Franklin D. Roosevelt founded an organization to find a cure for polio, and believed that if everyone gave only a dime, polio would be eradicated. Because of this motto, after his death in 1945, FDR’s face was put on the dime, and his organization was renamed “The March of Dimes.”
The organization was founded by President Franklin D. Roosevelt in 1938, as the National Foundation for Infantile Paralysis, to combat polio. The name “March of Dimes” was coined by Eddie Cantor. After use of the polio vaccine became widespread, the foundation expanded its focus to the prevention of birth defects and infant mortality, and later also prevention of premature births.
Because Franklin D. Roosevelt founded the March of Dimes, a redesign of the dime was chosen to honor him after his death. The Roosevelt dime was issued in 1946, on what would have been the president’s 64th birthday.

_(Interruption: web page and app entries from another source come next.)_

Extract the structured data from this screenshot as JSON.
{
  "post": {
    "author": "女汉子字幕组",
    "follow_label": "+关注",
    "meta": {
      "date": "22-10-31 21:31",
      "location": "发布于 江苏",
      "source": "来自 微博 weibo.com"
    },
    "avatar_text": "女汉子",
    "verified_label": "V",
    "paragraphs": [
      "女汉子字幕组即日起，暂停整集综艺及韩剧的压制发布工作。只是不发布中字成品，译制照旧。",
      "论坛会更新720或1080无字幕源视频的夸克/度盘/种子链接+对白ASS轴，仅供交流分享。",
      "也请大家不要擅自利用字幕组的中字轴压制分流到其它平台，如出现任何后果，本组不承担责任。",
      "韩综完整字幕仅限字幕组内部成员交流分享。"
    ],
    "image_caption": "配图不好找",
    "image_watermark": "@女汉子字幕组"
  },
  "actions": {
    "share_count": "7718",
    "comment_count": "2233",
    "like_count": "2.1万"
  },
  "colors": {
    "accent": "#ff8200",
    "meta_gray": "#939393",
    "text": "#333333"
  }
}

From 1938 through the approval of the Salk vaccine in 1955, the foundation spent $233 million on polio patient care, which led to more than 80 percent of U.S. polio patients’ receiving significant